Swiss International Airlines has confirmed it plans to spin off its regional European operations by setting up a subsidiary company.
Swiss, which is being acquired by Germany's Lufthansa, is under pressure from its new owner to cut costs.
The Swiss board approved the creation of Swiss European Airlines recently. The company name was registered with the authorities in September, and a request for an airline operating certificate has been lodged with the Federal Office for Civil Aviation.
Swiss announced on Monday that preparations were underway to set up the new carrier.
"The move will make a further contribution to enhancing Swiss' competitiveness, and should provide a basis for growth in the European services sector," it said in a statement.
Confirmation of the plans comes less than a month after Pieter Bouw, the chairman of Swiss until he stepped down in September, told swissinfo that the creation of Swiss European Airlines was "the only way forward".
The new airline should take to the skies by the end of the year. All Swiss' regional pilots will be transferred to the new carrier and cabin crew will be provided by the parent company.
Swiss European is expected to recruit its own staff at a later date and build up its own workforce, according to Swiss.
Wolfgang Mayrhuber, the chief executive of Lufthansa, told the SonntagsBlick newspaper that spinning off regional operations should help cut costs at Swiss. He said the airline had to become profitable as soon as possible.
"Swiss must break even next year and contribute positively to group profits by 2007," he said.
Swiss has been told to save SFr300 million ($235 million) net annually.
"All Lufthansa subsidiaries have the same task: make money and avoid wasting cash," said Mayrhuber.
Setting up a separate company for regional services has been on the cards for some time at Swiss. In May 2003 the company announced the creation of Swiss Express to compete with low-cost carriers.
But airline executives were soon forced to abandon plans to launch the new carrier following opposition from the unions.
"When we proposed this, the pilots' union was completely against it. We had to give in because we could not put everything at risk.
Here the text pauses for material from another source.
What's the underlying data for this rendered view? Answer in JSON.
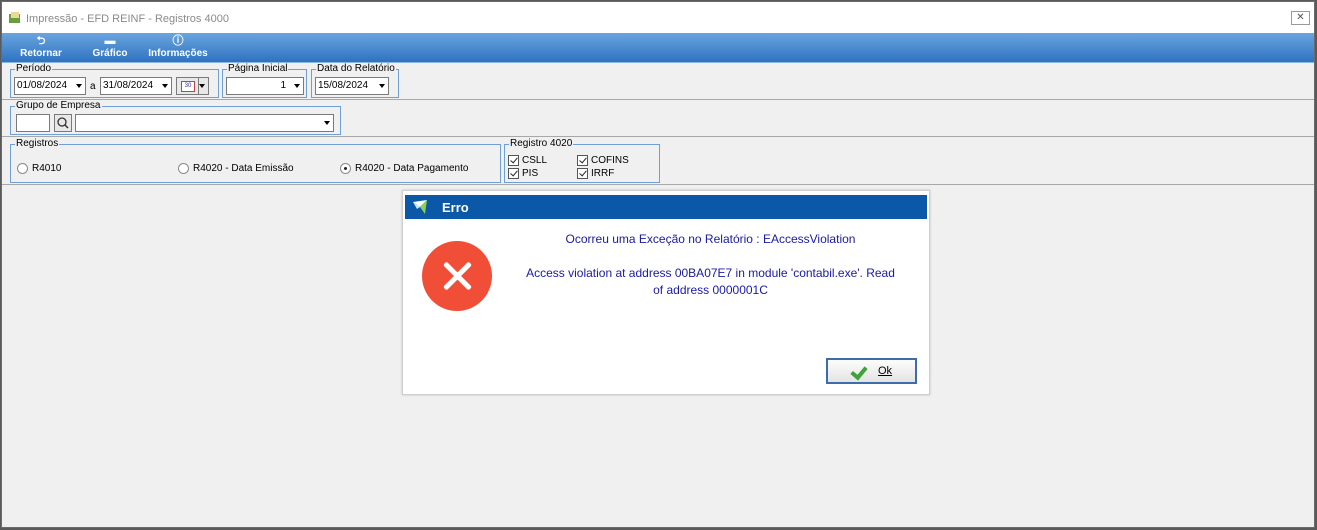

A strike at that time would have meant death for the whole company," Bouw said last month.
Swiss was launched in March 2002 following the amalgamation of regional carrier Crossair and the remains of national airline Swissair, which collapsed in 2001.
The airline is in the midst of reorganising its regional services after tripling its net loss during the first six months of the year. It is also facing an ongoing conflict with the Swiss Pilots union.
The former Crossair pilots, who feel they are getting a rough deal with the reorganisation, want any job cuts to be shared equally between themselves and the ex-Swissair pilots who fly on long-haul routes.
At the end of June, Swiss announced plans to cut its regional fleet from 35 to 24 aircraft by next summer. It will only keep its Avro-RJ jets, and rid itself of the Embraer 145 and Saab 2000 planes that carry less than 100 passengers.
The number of jobs that could be lost is still unclear. Around 100 pilots and 85 cabin crew are affected by the reorganisation.
The planned fleet reduction came on top of plans announced in January to cut between 800 and 1,000 jobs. At the end of June, Swiss employed 6,477 people.
swissinfo with agencies
Swiss had 133 aircraft and 10,000 full-time positions when it took to the skies on March 31, 2002.
In its first year of operations, the company recorded a SFr980-million loss. This was followed by losses of SFr687 million in 2003 and SFr140 million last year.
After different restructuring measures, Swiss now has 82 aircraft and approximately 6,500 full-time positions.